In my secondary school, if you didn’t have a boyfriend by the age of 15, then you were odd. Several of the girls were mothers by that age. In one memorable sex education class, a new mum gave a full commentary while we watched a woman giving birth on video, “Oooh yes, that bit was painful.” At the end of the day, a line of bouncing babies in buggies waited for their mothers outside the school gates.
Awkwardly shy, with a reputation as a swot because I was interested in learning and hoped to study at university, I was definitely in the weird category. By the time I was 15, I still hadn’t been asked out on a date. My chances of this happening seemed unlikely; made worse by teachers who insisted on reading out my essays to the class as examples of good work, while my face grew a deep shade of beetroot. An English teacher even read one of my stories to Year 5, much to my mortification as the marvellous Marty Tender, my biggest crush at the time, was in that class. Marty was all beauty but no brains and the teacher asked him to pay particular attention to my writing skills. Everyone considered me a target for their jokes; a favourite one compared me to a tampon (both stuck up apparently). I must admit I didn’t enormously enjoy my school days.
One day in physics class, I was paired in an electricity experiment with Samantha Heacham. When she asked me whether I had ever been out with a boy and I answered in the negative, she gasped in disbelief; her eyes goggling so dramatically I thought she had received an electric shock. Samantha felt it was imperative that she fix this situation immediately and offered to set me up on a blind date. Now, Samantha was not a person I especially trusted. She had a reputation for having lots of boyfriends, always tried to get me to tell her the answers during tests and once, in second year, she challenged me to a fight after school because I disagreed with something she said.
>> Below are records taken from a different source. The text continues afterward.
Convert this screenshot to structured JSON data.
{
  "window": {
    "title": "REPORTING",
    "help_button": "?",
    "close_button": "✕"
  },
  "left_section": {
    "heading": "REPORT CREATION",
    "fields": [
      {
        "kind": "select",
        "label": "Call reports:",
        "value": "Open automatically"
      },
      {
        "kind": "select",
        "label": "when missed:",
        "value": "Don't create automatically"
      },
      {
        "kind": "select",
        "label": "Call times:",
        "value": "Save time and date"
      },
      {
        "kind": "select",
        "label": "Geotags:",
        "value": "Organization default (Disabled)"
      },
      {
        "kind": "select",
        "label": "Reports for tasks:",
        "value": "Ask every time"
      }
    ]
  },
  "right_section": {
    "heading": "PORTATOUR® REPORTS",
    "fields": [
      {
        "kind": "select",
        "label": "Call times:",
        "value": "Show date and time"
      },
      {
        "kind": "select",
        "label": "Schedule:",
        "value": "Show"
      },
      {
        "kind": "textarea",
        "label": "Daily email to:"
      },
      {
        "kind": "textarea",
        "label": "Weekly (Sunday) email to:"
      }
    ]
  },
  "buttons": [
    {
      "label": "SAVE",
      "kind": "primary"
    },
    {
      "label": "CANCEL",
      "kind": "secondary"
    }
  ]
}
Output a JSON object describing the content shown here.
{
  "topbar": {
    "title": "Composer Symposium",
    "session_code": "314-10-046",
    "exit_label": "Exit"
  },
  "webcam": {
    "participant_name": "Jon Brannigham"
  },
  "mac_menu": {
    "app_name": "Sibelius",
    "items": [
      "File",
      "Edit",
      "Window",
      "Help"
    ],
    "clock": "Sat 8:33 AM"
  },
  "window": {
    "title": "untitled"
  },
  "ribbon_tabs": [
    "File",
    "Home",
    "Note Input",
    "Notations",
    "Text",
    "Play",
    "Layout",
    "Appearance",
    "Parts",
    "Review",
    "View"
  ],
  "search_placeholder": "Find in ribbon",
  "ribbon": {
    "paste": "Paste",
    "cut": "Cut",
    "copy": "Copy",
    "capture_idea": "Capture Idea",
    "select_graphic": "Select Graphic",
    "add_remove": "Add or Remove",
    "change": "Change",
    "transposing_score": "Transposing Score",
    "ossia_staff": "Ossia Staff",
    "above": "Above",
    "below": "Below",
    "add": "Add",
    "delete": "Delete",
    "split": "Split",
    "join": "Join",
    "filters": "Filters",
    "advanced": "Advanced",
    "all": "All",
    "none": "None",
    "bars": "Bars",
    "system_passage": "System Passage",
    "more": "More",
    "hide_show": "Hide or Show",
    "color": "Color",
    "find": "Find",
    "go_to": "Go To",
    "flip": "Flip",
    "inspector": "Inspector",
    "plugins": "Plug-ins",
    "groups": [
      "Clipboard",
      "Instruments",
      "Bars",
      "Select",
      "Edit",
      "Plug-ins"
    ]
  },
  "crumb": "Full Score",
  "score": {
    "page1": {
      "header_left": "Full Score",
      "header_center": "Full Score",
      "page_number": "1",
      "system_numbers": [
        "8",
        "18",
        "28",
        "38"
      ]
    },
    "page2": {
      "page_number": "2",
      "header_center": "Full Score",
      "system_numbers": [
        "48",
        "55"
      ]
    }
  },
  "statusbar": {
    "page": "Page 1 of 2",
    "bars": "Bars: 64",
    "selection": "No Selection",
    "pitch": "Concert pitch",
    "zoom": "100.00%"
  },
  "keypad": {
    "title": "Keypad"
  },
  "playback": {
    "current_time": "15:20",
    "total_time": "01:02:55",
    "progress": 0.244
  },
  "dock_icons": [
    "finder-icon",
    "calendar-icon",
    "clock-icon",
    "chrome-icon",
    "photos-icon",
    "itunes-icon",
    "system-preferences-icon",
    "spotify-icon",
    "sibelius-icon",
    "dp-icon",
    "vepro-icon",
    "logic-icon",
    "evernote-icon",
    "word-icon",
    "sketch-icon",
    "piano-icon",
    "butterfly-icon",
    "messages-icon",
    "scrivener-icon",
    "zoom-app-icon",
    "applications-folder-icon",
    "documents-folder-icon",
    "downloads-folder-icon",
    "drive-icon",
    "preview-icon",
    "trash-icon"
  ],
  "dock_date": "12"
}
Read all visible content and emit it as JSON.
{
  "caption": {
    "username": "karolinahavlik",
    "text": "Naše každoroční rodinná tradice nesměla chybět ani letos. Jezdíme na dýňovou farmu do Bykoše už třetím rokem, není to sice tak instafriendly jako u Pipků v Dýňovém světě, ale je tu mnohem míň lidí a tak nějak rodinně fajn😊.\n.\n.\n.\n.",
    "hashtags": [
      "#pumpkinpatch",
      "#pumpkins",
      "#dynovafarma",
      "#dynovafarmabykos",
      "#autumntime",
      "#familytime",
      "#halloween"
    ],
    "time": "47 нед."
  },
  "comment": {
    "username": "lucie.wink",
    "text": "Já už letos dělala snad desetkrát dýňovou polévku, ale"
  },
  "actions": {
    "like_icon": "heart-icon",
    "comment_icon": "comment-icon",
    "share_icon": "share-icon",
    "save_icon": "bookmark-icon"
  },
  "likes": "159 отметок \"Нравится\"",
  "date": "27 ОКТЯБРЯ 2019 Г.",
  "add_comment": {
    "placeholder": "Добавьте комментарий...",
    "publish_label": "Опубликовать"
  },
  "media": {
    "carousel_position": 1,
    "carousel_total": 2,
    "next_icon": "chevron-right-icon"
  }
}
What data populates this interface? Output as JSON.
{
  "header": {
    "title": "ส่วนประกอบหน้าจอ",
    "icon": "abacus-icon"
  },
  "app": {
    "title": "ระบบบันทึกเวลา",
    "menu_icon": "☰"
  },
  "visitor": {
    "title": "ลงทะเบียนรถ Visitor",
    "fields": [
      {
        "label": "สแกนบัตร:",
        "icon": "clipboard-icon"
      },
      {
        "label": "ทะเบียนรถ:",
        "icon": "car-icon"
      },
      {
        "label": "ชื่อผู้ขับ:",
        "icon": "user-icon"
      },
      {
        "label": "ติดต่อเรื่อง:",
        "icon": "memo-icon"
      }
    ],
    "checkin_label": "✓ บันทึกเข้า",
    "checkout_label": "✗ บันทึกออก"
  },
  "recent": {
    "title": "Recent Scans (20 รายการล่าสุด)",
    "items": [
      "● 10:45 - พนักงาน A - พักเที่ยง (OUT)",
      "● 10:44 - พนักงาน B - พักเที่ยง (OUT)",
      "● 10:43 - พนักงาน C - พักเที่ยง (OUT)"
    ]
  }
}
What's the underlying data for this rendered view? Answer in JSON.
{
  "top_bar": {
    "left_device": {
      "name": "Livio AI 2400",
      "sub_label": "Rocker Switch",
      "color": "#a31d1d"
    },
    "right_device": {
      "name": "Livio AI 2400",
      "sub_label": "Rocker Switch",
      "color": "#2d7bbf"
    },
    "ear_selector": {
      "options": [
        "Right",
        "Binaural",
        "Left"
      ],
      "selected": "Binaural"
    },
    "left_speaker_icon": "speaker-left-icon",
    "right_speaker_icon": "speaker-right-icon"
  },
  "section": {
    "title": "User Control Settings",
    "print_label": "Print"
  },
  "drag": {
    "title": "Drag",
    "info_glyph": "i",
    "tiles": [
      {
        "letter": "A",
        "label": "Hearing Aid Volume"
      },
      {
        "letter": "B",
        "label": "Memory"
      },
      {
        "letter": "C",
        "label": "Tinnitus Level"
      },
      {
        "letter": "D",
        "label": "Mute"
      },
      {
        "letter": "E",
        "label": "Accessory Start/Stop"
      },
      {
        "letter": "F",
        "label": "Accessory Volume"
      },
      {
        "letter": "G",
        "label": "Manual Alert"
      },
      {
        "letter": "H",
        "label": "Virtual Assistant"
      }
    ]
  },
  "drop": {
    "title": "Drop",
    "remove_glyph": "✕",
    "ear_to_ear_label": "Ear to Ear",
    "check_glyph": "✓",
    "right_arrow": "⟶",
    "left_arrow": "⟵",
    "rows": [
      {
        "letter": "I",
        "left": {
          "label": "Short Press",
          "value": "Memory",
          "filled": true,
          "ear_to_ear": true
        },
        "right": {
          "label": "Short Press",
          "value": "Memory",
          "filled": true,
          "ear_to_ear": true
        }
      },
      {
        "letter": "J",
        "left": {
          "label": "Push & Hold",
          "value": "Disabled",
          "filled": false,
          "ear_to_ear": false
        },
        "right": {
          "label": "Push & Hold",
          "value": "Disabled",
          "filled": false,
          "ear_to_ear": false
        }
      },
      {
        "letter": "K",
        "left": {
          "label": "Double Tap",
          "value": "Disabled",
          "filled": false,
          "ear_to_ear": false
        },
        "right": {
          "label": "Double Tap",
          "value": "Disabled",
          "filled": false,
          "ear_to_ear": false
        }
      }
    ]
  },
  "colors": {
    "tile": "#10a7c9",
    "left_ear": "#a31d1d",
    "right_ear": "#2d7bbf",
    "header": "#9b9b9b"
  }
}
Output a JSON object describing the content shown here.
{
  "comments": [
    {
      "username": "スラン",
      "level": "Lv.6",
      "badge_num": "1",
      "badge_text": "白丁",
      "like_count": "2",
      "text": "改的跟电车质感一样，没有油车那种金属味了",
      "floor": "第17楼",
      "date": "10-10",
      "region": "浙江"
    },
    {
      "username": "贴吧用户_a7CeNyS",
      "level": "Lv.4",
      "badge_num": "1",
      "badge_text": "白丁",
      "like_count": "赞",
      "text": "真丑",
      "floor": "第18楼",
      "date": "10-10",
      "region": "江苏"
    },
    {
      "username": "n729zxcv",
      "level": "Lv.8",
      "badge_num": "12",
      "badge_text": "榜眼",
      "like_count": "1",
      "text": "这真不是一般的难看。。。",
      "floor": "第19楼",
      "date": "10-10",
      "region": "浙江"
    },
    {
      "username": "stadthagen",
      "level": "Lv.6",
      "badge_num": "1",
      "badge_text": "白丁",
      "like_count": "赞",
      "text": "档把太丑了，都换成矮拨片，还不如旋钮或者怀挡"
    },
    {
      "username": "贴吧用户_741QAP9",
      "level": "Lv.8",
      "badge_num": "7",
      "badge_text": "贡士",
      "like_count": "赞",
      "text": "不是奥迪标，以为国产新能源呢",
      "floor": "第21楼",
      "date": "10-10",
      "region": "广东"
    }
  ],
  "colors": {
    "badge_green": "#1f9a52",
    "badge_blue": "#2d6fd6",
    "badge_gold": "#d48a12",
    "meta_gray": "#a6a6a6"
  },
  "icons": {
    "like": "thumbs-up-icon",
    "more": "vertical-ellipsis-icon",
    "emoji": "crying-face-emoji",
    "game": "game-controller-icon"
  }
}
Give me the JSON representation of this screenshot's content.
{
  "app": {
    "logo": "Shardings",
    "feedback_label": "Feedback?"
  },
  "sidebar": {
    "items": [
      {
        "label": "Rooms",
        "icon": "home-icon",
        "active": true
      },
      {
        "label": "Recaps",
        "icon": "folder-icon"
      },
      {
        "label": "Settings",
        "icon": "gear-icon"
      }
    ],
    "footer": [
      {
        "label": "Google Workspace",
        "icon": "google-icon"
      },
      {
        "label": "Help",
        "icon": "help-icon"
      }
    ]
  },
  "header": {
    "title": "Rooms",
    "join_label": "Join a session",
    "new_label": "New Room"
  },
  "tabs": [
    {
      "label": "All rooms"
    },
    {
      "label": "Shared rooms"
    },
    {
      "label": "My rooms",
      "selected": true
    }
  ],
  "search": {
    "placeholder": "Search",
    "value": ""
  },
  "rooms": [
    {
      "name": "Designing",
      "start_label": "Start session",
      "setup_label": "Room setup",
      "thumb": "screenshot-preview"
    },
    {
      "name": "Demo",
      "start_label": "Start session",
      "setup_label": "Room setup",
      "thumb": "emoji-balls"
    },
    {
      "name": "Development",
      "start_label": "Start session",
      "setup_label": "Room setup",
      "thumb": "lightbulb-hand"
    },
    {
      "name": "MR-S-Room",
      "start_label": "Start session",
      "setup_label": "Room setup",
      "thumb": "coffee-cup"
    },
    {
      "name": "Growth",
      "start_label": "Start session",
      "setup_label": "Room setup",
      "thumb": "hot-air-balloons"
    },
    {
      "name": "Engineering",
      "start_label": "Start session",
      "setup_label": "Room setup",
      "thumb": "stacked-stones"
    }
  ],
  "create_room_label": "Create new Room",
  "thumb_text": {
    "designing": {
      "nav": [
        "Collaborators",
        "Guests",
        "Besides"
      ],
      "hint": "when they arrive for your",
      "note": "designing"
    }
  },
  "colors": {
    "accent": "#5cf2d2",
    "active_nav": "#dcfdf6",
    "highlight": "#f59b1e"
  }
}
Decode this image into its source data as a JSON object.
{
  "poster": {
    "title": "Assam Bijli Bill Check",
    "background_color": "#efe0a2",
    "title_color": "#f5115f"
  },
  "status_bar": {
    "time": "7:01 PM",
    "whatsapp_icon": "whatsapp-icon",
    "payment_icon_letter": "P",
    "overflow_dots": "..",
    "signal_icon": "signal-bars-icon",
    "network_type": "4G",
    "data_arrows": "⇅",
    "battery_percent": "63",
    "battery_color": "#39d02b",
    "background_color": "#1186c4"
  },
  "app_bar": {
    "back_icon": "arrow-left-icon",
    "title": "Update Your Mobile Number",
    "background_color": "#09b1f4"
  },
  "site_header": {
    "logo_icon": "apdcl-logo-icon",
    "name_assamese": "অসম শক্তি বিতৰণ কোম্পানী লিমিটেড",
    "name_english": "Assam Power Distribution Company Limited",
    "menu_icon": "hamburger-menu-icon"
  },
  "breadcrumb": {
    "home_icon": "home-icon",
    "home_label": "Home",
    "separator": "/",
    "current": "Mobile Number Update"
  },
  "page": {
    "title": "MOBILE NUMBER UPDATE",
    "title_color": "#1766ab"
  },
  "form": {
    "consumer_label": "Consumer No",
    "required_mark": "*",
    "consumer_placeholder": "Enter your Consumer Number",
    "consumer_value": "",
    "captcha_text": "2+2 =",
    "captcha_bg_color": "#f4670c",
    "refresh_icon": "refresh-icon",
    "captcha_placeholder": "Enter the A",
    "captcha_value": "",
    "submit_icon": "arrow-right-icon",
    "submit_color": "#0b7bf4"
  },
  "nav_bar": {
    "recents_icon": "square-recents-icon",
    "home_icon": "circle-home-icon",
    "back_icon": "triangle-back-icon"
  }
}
Then again, I wasn’t having any luck on my own so, somewhat desperately and completely crazily, I agreed. Samantha went to a drama group and she knew a guy called Rich who was looking for a girlfriend. Over the next few days, arrangements were finalised.
We met at The White Horse pub, a popular venue with the young folk of the town. I had spent a ridiculously long time choosing my outfit, spiking my hair and putting on eyeliner. As usual, I got there early and sat nervously peering out from a cosy corner table. After about ten minutes, Rich arrived, a blond-haired Morrissey look-alike in paisley shirt and tatty cardigan. He carried a bunch of flowers (I was surprised they weren’t tucked in his back pocket). As a massive Smiths fan, I thought perhaps this date would be okay. He spotted me, waved and navigated his way to the table.
“Hello, I’m Rich.” He smiled, revealing two missing front teeth.
I must admit I was taken aback, “Hello…”
“Sorry about these,” he said, pointing to his mouth, “I fell down the stairs yesterday, knocked them right out. Nearly cancelled but I thought…oh well. Hope that’s all right.”
My heart went out to him, “Oh, that’s awful, of course it’s all right.”
“I saw the dentist. He’s putting two new ones in next week so then I won’t look quite so hideous.”
We laughed. After that, we got on famously. I thought he was sweet and felt very sympathetic towards him. We agreed to see each other again.
I went out with Rich for several months. He played guitar and wrote me a song. We watched Live Aid together, sobbing on the sofa. I went to see him acting in a play at the theatre with my parents and felt very proud. My Dad didn’t like him as he was overly demonstrative with his affections and called me ‘babe’. Then one evening, he got a bit carried away and stuck his hand up my jumper. That was the end of it for me; I wasn’t ready for a relationship of such magnitude. I finished with him the next morning.